Black Country Characters - Harold The Tramp on His Local Rounds - Brierley Hill, Quarry Bank, Netherton and Cradley Heath in the 1950s - 1960s.

A Black Country Species:

 Harold The  Tramp

Tears wakened by the mornings glaring sun
washed clean his blue-bright eyes,
looking back to lifes endeavours failed
despite bold and valiant tries.
Grey stubble bristled on the crust
of his dark soot-stained face
hole'd cap bound tight in binding wire
sheltered winters icy-cold embrace.
His habitat then the old brick kilns
where they mined and hammered clay,
his nightly bed was a layer of bricks
still warm from a working day.

Harold the tramp was a local Black Country character in the 1950s - 1960s.

Dressed in rags he was often seen shuffling along his well worn route through Brierley Hill, Quarry Bank, Netherton and Cradley Heath.

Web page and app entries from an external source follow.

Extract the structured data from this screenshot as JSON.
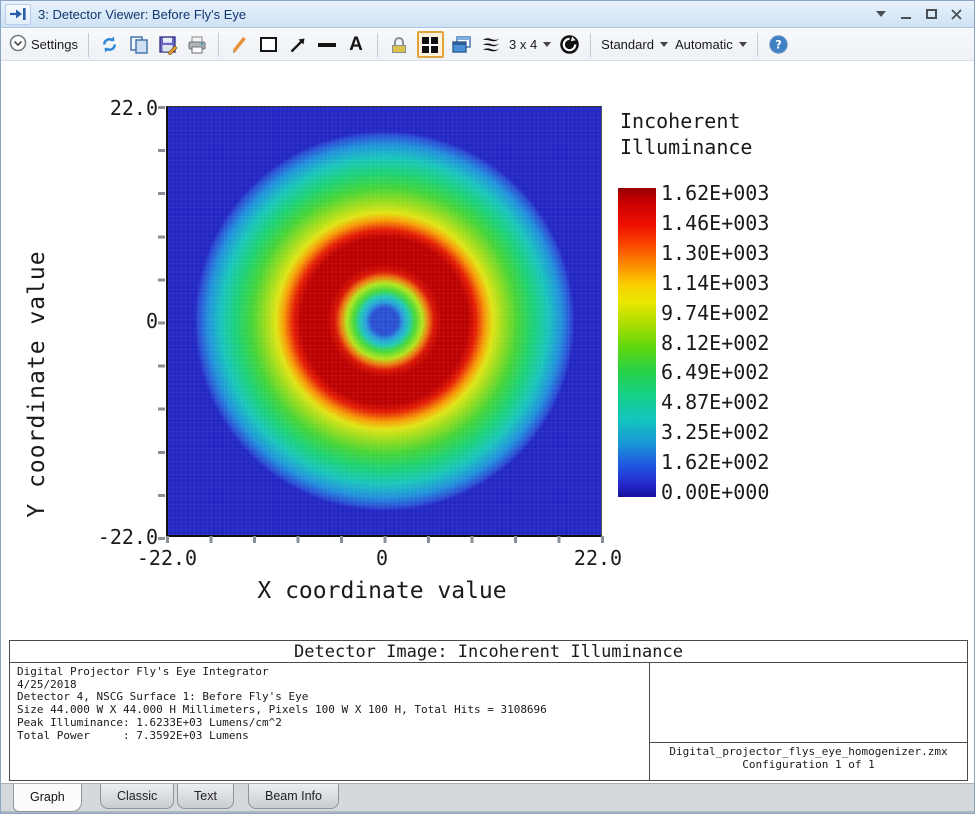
{
  "window": {
    "title": "3: Detector Viewer: Before Fly's Eye",
    "title_icon": "detector-viewer-icon",
    "control_icons": [
      "chevron-down-icon",
      "minimize-icon",
      "maximize-icon",
      "close-icon"
    ]
  },
  "toolbar": {
    "settings_label": "Settings",
    "grid_size_label": "3 x 4",
    "standard_label": "Standard",
    "automatic_label": "Automatic",
    "icon_names": [
      "settings-expander-icon",
      "refresh-icon",
      "copy-icon",
      "save-icon",
      "print-icon",
      "pencil-icon",
      "rectangle-icon",
      "arrow-icon",
      "line-icon",
      "text-icon",
      "lock-icon",
      "quad-view-icon",
      "cascade-windows-icon",
      "layers-icon",
      "clock-refresh-icon",
      "help-icon"
    ],
    "active_tool": "quad-view",
    "accent_color": "#e2a33c"
  },
  "plot": {
    "x_axis_label": "X coordinate value",
    "y_axis_label": "Y coordinate value",
    "x_tick_labels": [
      "-22.0",
      "0",
      "22.0"
    ],
    "y_tick_labels": [
      "22.0",
      "0",
      "-22.0"
    ],
    "legend_title_line1": "Incoherent",
    "legend_title_line2": "Illuminance",
    "colorbar_labels": [
      "1.62E+003",
      "1.46E+003",
      "1.30E+003",
      "1.14E+003",
      "9.74E+002",
      "8.12E+002",
      "6.49E+002",
      "4.87E+002",
      "3.25E+002",
      "1.62E+002",
      "0.00E+000"
    ]
  },
  "chart_data": {
    "type": "heatmap",
    "title": "Detector Image: Incoherent Illuminance",
    "xlabel": "X coordinate value",
    "ylabel": "Y coordinate value",
    "xlim": [
      -22.0,
      22.0
    ],
    "ylim": [
      -22.0,
      22.0
    ],
    "detector_size_mm": "44.000 W X 44.000 H",
    "grid_pixels": "100 W X 100 H",
    "units": "Lumens/cm^2",
    "colormap": "jet",
    "colorbar_scale": [
      1620,
      1460,
      1300,
      1140,
      974,
      812,
      649,
      487,
      325,
      162,
      0
    ],
    "peak_value": 1623.3,
    "total_power_lumens": 7359.2,
    "total_hits": 3108696,
    "pattern": "concentric-rings",
    "radial_profile": {
      "r_mm": [
        0,
        1.5,
        2.5,
        3.4,
        4.1,
        4.9,
        9.7,
        10.7,
        13.7,
        15.8,
        17.8,
        19.3,
        21,
        22
      ],
      "illuminance": [
        160,
        250,
        490,
        810,
        1140,
        1620,
        1620,
        1140,
        810,
        650,
        490,
        300,
        160,
        40
      ]
    }
  },
  "info_panel": {
    "header": "Detector Image: Incoherent Illuminance",
    "lines": [
      "Digital Projector Fly's Eye Integrator",
      "4/25/2018",
      "Detector 4, NSCG Surface 1: Before Fly's Eye",
      "Size 44.000 W X 44.000 H Millimeters, Pixels 100 W X 100 H, Total Hits = 3108696",
      "Peak Illuminance: 1.6233E+03 Lumens/cm^2",
      "Total Power     : 7.3592E+03 Lumens"
    ],
    "config_file": "Digital_projector_flys_eye_homogenizer.zmx",
    "config_line": "Configuration 1 of 1"
  },
  "tabs": [
    {
      "label": "Graph",
      "active": true
    },
    {
      "label": "Classic",
      "active": false
    },
    {
      "label": "Text",
      "active": false
    },
    {
      "label": "Beam Info",
      "active": false
    }
  ]
}
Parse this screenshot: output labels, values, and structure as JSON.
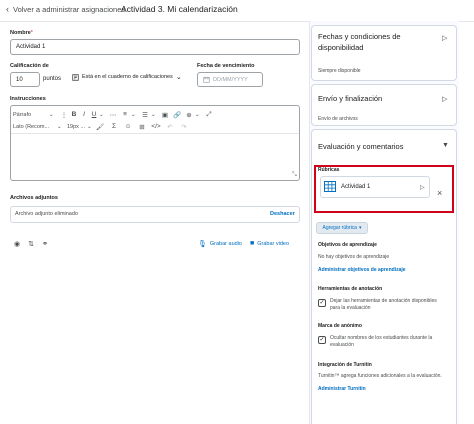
{
  "header": {
    "back_label": "Volver a administrar asignaciones",
    "title": "Actividad 3. Mi calendarización"
  },
  "form": {
    "name_label": "Nombre",
    "required_mark": "*",
    "name_value": "Actividad 1",
    "grade_label": "Calificación de",
    "grade_value": "10",
    "points_label": "puntos",
    "gradebook_label": "Está en el cuaderno de calificaciones",
    "due_label": "Fecha de vencimiento",
    "due_placeholder": "DD/MM/YYYY",
    "instructions_label": "Instrucciones"
  },
  "editor": {
    "paragraph_select": "Párrafo",
    "font_select": "Lato (Recom...",
    "size_select": "19px ..."
  },
  "attachments": {
    "label": "Archivos adjuntos",
    "removed_text": "Archivo adjunto eliminado",
    "undo_label": "Deshacer",
    "record_audio": "Grabar audio",
    "record_video": "Grabar video"
  },
  "panel": {
    "availability": {
      "title": "Fechas y condiciones de disponibilidad",
      "subtitle": "Siempre disponible"
    },
    "submission": {
      "title": "Envío y finalización",
      "subtitle": "Envío de archivos"
    },
    "evaluation": {
      "title": "Evaluación y comentarios",
      "rubrics_label": "Rúbricas",
      "rubric_name": "Actividad 1",
      "add_rubric": "Agregar rúbrica",
      "objectives_label": "Objetivos de aprendizaje",
      "objectives_text": "No hay objetivos de aprendizaje",
      "objectives_link": "Administrar objetivos de aprendizaje",
      "annotation_label": "Herramientas de anotación",
      "annotation_text": "Dejar las herramientas de anotación disponibles para la evaluación",
      "annotation_checked": true,
      "anonymous_label": "Marca de anónimo",
      "anonymous_text": "Ocultar nombres de los estudiantes durante la evaluación",
      "anonymous_checked": true,
      "turnitin_label": "Integración de Turnitin",
      "turnitin_text": "Turnitin™ agrega funciones adicionales a la evaluación.",
      "turnitin_link": "Administrar Turnitin"
    }
  },
  "colors": {
    "link": "#006fbf",
    "highlight": "#d0021b",
    "panel_bg": "#f9fbff"
  }
}
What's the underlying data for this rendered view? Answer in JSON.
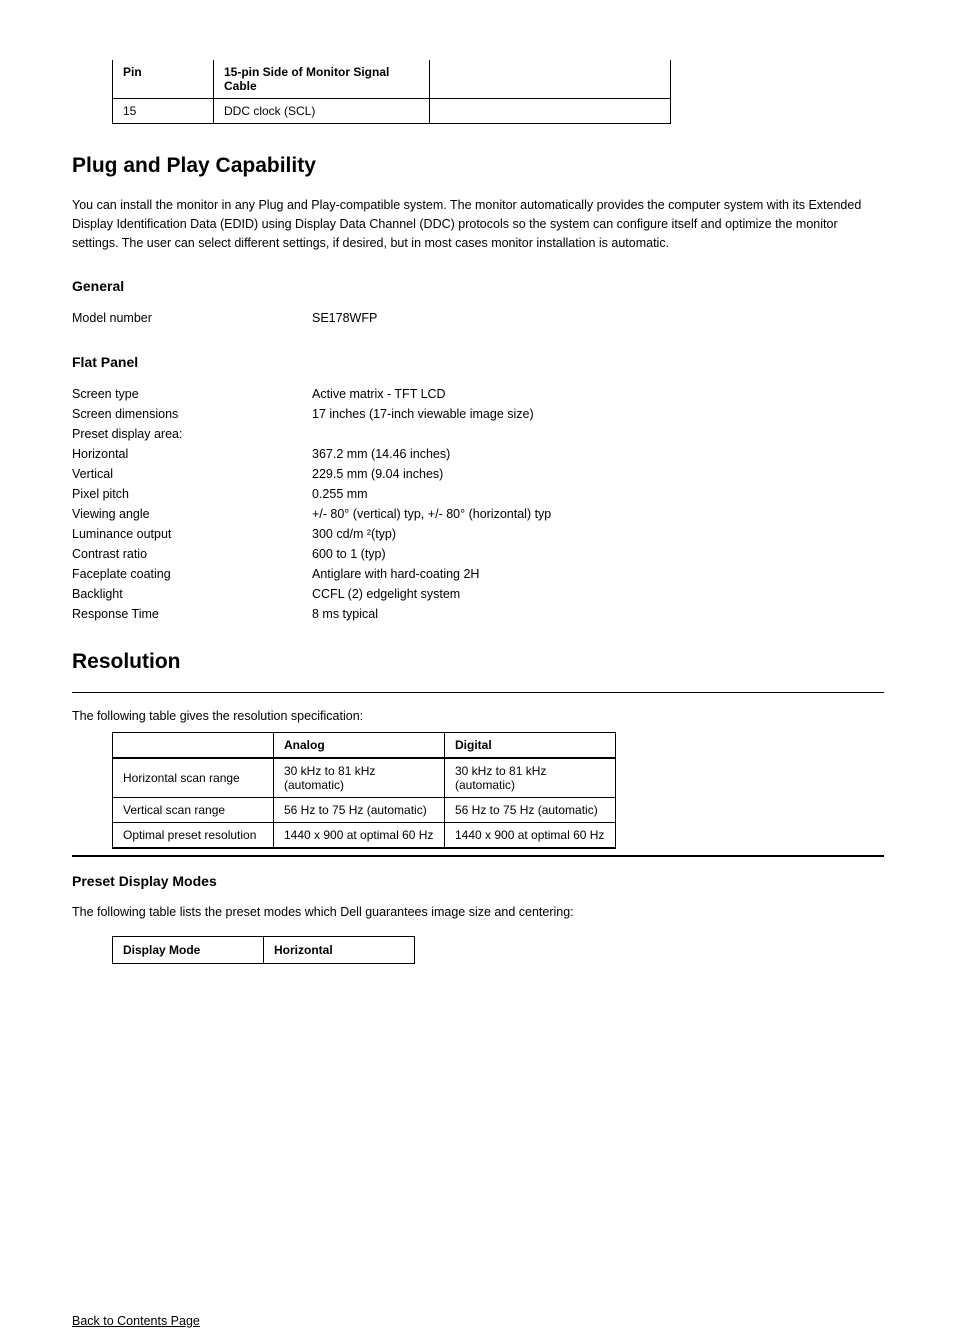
{
  "table1": {
    "header": [
      "Pin",
      "15-pin Side of Monitor Signal Cable",
      ""
    ],
    "row": [
      "15",
      "DDC clock (SCL)",
      ""
    ]
  },
  "sections": {
    "plug_and_play": {
      "title": "Plug and Play Capability",
      "body": "You can install the monitor in any Plug and Play-compatible system. The monitor automatically provides the computer system with its Extended Display Identification Data (EDID) using Display Data Channel (DDC) protocols so the system can configure itself and optimize the monitor settings. The user can select different settings, if desired, but in most cases monitor installation is automatic."
    },
    "general": {
      "title": "General",
      "lines": [
        [
          "Model number",
          "SE178WFP"
        ]
      ]
    },
    "flat_panel": {
      "title": "Flat Panel",
      "lines": [
        [
          "Screen type",
          "Active matrix - TFT LCD"
        ],
        [
          "Screen dimensions",
          "17 inches (17-inch viewable image size)"
        ],
        [
          "Preset display area:",
          ""
        ],
        [
          "Horizontal",
          "367.2 mm (14.46 inches)"
        ],
        [
          "Vertical",
          "229.5 mm (9.04 inches)"
        ],
        [
          "Pixel pitch",
          "0.255 mm"
        ],
        [
          "Viewing angle",
          "+/- 80° (vertical) typ, +/- 80° (horizontal) typ"
        ],
        [
          "Luminance output",
          "300 cd/m ²(typ)"
        ],
        [
          "Contrast ratio",
          "600 to 1 (typ)"
        ],
        [
          "Faceplate coating",
          "Antiglare with hard-coating 2H"
        ],
        [
          "Backlight",
          "CCFL (2) edgelight system"
        ],
        [
          "Response Time",
          "8 ms typical"
        ]
      ]
    }
  },
  "resolution": {
    "title": "Resolution",
    "caption": "The following table gives the resolution specification:",
    "table": {
      "header": [
        "",
        "Analog",
        "Digital"
      ],
      "rows": [
        [
          "Horizontal scan range",
          "30 kHz to 81 kHz (automatic)",
          "30 kHz to 81 kHz (automatic)"
        ],
        [
          "Vertical scan range",
          "56 Hz to 75 Hz (automatic)",
          "56 Hz to 75 Hz (automatic)"
        ],
        [
          "Optimal preset resolution",
          "1440 x 900 at optimal 60 Hz",
          "1440 x 900 at optimal 60 Hz"
        ]
      ]
    }
  },
  "preset": {
    "title": "Preset Display Modes",
    "caption": "The following table lists the preset modes which Dell guarantees image size and centering:",
    "table": {
      "header": [
        "Display Mode",
        "Horizontal"
      ]
    }
  },
  "back": "Back to Contents Page"
}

His poor old pavement worn legs would even carry him, as far-a-field as Colley Gate, a long way from his warm shelter in the old brickwork kilns in the basin of the Delph, Brierley Hill.

Like all tramps Harold smoked, mainly from discarded nub ends sometimes rolled in newspapers. Harold had no job anymore, he had no money or wish for material things. He wandered the Black Country streets not for joy, but to eat and survive, he was an unfortunate inhabitant of one of the richest countries in the world.

Harold was a shuffling man,
he walked at no great pace,
local pavements his field of dreams,
life was no great race.

more Black Country Characters in the book "As If It Were Yesterday" now available in the store.


The Telegraph

Peter Donnelly's prize-winning essay offers a brilliant example of how local, and often unprepossessing, backgrounds can provide the material for an outstanding colour story. All his photographs were taken within a few miles of his home in Birmingham, Brierley Hill, at Blackheath, Bilston and Cradley Heath. He took them over a period of several months while on weekend walks along the deserted banks of the local canals. "Most evenings I never met a soul," Mr Donnelly recalls. "There was an air of isolation, and often desolation, over the whole scene, and this is what I have tried to capture in my photographs." The camera used was a Pentakon F and the film Agfa and Kodachrome.
by Dr Carl Chinn MBE
Peter Donnelly was born in Birmingham, educated at Corpus Christi junior school, Stechford and later at the holy rosary, Saltley. While at the Holy Rosary he took and passed a drawing examination for Moseley school of art at which he spent several years tuning his artistic talent.

On leaving the art school he joined Birmingham printers, Sam Currier & Son in brook street, St Pauls square, as an apprentice commercial artist. After completing his apprenticeship he left Sam Currier and worked at various printers and advertising agencies gaining valuable experience before starting with his working associate Bob Burns (typographer). Donnelly Burns Graphic Design studio was in Chapel Street, Lye before moving to larger premises in Cradley heath then Harborne.

Before starting the business Peter entered and won the Sunday Telegraph national photographic competition. He submitted an essay of photographs illustrating the demise of the Birmingham and Black Country canals with fellow photographer Norman Fletcher. To Peter and Norman, Midlands photographers and photographic societies seemingly had ignored the once great industrial arena that surrounded their everyday lives.

What an arena! what powerful exiting subjects for the camera; neglected canals, weed and web woven towpaths, old worn out narrow boats – redundant and half submerged in silted murky brown waters; steam trains rattling, hissing and bumping their waggons into line and the rail men who worked the line at that time.

Old foundries, run down factories and scrapyards – the industrial flotsam of a once great manufacturing region. Many six o’clock early morning starts were walked and many miles covered by Peter and his camera.

Now over 60 years later, photographs taken during those early excursions are being published - looking back at the time, long before the surge of change and reconstruction 1962 - 1965